**DESCRIPTION OF THE TASK**
Examine the entries below, count the lines holding the string "small", and respond with the number only.

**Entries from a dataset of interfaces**
^^^^^^^^^^^^^^^^

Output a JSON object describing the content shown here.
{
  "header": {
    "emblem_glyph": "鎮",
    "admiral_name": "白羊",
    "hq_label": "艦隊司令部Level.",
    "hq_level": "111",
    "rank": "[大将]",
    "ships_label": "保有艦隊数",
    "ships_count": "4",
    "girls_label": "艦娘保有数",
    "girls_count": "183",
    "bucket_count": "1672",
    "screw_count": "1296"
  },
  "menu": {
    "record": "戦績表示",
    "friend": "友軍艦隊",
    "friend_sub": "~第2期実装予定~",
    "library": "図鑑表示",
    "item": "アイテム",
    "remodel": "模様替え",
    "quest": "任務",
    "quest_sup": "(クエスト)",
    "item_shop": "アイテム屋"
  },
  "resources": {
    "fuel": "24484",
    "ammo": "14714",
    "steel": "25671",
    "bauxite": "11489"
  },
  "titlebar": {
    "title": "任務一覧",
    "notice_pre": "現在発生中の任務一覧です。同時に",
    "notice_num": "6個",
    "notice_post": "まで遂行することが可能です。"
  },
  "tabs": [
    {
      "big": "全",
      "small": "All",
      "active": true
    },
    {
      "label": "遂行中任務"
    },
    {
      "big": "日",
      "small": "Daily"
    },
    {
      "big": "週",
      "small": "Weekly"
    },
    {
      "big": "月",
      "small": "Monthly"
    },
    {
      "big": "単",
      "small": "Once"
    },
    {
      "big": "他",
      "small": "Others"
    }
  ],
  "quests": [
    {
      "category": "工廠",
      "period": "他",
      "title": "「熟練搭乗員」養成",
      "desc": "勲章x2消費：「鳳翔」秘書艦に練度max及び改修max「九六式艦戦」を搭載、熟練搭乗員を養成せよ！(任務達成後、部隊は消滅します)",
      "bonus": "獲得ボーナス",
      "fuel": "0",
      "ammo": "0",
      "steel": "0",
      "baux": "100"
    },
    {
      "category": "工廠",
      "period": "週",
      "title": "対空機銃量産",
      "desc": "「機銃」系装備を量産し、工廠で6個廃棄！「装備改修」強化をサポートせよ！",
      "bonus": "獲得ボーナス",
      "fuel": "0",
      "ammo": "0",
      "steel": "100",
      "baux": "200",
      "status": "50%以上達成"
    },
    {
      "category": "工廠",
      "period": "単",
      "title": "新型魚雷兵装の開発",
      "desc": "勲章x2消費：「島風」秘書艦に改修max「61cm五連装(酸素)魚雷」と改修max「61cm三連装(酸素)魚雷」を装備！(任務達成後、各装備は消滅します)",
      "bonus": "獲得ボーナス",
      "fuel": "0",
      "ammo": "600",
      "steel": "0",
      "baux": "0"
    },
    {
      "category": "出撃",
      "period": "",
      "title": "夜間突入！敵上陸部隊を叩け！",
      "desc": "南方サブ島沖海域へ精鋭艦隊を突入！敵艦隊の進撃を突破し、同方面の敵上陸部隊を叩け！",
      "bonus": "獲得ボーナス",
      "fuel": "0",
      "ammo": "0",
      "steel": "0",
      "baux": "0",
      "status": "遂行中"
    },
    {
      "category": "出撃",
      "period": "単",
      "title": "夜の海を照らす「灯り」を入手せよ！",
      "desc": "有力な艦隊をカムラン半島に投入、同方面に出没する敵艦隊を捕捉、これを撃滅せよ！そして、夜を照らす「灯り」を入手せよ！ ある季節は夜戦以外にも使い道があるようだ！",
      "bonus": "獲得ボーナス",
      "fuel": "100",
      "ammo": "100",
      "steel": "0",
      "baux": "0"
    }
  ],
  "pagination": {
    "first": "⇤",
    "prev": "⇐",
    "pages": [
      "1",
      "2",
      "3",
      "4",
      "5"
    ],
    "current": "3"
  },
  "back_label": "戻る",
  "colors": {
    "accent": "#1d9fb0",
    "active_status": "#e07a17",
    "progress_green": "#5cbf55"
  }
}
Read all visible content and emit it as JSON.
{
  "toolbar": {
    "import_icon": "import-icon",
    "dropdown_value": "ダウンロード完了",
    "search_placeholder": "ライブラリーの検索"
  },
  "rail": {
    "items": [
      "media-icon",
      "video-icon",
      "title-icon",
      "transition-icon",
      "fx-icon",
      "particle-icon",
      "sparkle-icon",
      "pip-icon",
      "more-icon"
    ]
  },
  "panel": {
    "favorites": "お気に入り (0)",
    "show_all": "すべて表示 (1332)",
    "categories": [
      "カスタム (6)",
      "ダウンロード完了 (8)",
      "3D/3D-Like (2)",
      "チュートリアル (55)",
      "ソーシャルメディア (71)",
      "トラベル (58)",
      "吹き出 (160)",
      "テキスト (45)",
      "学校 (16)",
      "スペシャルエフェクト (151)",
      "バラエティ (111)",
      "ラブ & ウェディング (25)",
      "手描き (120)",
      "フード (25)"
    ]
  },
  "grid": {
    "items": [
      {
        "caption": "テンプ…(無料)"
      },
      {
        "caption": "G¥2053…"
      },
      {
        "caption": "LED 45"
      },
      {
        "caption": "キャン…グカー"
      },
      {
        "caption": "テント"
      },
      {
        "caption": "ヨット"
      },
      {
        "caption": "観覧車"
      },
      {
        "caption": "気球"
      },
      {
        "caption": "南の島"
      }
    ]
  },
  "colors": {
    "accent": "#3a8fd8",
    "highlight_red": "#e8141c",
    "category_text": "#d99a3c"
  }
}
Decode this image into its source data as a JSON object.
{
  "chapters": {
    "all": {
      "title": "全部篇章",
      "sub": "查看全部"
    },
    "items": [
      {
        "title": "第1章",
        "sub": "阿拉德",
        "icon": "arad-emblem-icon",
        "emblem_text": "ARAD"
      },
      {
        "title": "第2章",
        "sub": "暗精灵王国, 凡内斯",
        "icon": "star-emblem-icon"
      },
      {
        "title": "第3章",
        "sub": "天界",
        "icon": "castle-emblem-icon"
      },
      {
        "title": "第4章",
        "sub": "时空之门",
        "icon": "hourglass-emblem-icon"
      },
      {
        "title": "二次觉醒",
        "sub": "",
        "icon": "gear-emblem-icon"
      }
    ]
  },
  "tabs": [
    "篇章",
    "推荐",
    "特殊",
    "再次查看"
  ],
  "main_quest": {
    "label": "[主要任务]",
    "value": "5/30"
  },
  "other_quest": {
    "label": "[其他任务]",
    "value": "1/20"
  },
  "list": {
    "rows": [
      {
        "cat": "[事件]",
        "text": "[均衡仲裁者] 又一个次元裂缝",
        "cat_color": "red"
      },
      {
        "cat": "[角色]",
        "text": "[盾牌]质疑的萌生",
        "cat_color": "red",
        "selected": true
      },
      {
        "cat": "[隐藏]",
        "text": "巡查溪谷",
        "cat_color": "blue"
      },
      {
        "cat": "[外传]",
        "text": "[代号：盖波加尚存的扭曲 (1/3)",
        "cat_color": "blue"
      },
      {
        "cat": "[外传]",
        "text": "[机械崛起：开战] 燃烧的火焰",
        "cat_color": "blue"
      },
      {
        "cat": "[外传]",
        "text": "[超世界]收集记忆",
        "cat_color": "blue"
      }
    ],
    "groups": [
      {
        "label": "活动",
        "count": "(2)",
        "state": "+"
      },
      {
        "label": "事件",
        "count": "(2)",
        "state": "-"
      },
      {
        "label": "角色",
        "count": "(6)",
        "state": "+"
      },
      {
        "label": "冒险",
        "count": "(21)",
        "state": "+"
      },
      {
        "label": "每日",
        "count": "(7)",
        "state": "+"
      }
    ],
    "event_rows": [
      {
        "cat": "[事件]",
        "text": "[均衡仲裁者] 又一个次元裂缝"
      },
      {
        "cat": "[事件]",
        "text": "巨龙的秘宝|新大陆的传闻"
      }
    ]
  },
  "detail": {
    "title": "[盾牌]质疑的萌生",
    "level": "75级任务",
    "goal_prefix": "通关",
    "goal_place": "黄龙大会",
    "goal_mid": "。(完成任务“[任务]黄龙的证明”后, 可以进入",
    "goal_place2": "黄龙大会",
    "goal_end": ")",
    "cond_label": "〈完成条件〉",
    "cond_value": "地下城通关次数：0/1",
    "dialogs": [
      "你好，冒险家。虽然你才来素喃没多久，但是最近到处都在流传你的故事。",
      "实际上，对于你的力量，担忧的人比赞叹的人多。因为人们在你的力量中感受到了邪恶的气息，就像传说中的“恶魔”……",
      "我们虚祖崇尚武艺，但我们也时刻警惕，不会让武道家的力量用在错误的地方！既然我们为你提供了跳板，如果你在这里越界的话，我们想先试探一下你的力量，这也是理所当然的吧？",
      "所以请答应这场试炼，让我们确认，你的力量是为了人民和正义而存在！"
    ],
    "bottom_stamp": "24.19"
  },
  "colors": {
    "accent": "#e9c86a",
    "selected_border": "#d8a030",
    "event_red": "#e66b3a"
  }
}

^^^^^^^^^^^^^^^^

**EXERCISE RESULT**
6